TASK BRIEF –
What lines below mention the word "Sviđa"? Copy each one.

DATA FOR THE TASK –
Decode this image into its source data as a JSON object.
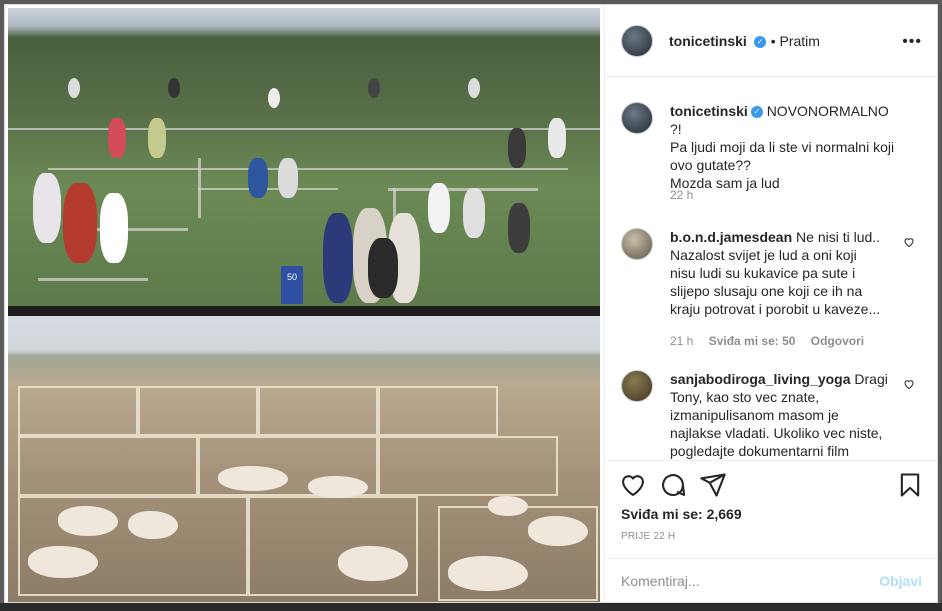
{
  "post": {
    "author": "tonicetinski",
    "follow_status": "• Pratim",
    "caption": {
      "username": "tonicetinski",
      "lines": [
        "NOVONORMALNO ?!",
        "Pa ljudi moji da li ste vi normalni koji",
        "ovo gutate??",
        "Mozda sam ja lud"
      ],
      "time": "22 h"
    }
  },
  "comments": [
    {
      "username": "b.o.n.d.jamesdean",
      "lines": [
        "Ne nisi ti lud..",
        "Nazalost svijet je lud a oni koji",
        "nisu ludi su kukavice pa sute i",
        "slijepo slusaju one koji ce ih na",
        "kraju potrovat i porobit u kaveze..."
      ],
      "time": "21 h",
      "likes": "Sviđa mi se: 50",
      "reply": "Odgovori"
    },
    {
      "username": "sanjabodiroga_living_yoga",
      "lines": [
        "Dragi",
        "Tony, kao sto vec znate,",
        "izmanipulisanom masom je",
        "najlakse vladati. Ukoliko vec niste,",
        "pogledajte dokumentarni film"
      ]
    }
  ],
  "actions": {
    "likes_label": "Sviđa mi se: 2,669",
    "time_caps": "PRIJE 22 H"
  },
  "comment_box": {
    "placeholder": "Komentiraj...",
    "post_label": "Objavi"
  },
  "media": {
    "sign_text": "50"
  },
  "colors": {
    "verified": "#3897f0",
    "post_button": "#b2dffc",
    "muted": "#8e8e8e"
  },
  "icons": [
    "more-icon",
    "verified-icon",
    "heart-icon",
    "comment-icon",
    "share-icon",
    "bookmark-icon"
  ]
}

RESPONSE –
      "likes": "Sviđa mi se: 50",
    "likes_label": "Sviđa mi se: 2,669",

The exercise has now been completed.